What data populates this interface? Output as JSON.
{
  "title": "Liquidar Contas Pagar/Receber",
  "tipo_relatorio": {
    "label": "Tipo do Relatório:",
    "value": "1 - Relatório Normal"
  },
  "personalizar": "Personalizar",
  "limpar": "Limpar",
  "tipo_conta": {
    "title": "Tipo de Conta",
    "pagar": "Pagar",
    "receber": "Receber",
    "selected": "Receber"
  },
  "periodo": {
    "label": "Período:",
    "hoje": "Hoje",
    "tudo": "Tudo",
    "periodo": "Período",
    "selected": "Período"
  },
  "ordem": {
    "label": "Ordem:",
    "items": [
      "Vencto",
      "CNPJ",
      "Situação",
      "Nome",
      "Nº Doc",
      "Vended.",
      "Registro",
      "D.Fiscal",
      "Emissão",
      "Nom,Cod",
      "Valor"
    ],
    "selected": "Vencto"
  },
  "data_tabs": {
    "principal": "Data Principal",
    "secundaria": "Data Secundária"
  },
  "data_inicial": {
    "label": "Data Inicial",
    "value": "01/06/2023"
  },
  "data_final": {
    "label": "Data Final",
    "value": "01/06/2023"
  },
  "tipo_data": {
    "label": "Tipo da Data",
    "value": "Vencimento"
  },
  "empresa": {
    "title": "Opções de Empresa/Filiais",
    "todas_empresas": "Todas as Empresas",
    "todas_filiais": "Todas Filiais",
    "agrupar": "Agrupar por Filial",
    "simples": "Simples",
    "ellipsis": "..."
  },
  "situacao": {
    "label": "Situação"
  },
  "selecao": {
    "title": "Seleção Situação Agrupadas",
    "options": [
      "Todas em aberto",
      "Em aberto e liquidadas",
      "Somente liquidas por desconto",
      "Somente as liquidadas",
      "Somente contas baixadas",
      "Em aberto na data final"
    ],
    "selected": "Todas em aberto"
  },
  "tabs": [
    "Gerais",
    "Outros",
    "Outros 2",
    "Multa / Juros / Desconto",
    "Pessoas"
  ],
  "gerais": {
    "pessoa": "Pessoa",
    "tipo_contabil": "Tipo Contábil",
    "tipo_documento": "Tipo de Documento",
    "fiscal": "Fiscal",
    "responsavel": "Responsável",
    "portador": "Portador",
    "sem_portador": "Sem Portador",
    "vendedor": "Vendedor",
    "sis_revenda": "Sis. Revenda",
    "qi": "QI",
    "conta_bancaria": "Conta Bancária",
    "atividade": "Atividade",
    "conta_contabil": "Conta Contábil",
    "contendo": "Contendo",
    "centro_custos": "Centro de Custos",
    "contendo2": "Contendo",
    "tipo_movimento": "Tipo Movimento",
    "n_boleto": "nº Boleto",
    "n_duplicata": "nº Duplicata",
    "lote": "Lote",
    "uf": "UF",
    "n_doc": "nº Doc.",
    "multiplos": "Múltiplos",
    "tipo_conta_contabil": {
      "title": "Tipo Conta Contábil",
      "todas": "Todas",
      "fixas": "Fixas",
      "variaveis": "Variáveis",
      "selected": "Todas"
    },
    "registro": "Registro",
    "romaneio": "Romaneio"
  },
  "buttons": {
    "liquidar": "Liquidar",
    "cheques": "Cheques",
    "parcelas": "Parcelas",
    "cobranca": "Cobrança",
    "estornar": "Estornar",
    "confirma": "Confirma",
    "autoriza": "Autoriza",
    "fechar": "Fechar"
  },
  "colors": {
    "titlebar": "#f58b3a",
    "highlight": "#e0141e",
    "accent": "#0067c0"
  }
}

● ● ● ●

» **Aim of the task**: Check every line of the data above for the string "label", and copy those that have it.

» **Written reply**:
    "label": "Tipo do Relatório:",
    "label": "Período:",
    "label": "Ordem:",
    "label": "Data Inicial",
    "label": "Data Final",
    "label": "Tipo da Data",
    "label": "Situação"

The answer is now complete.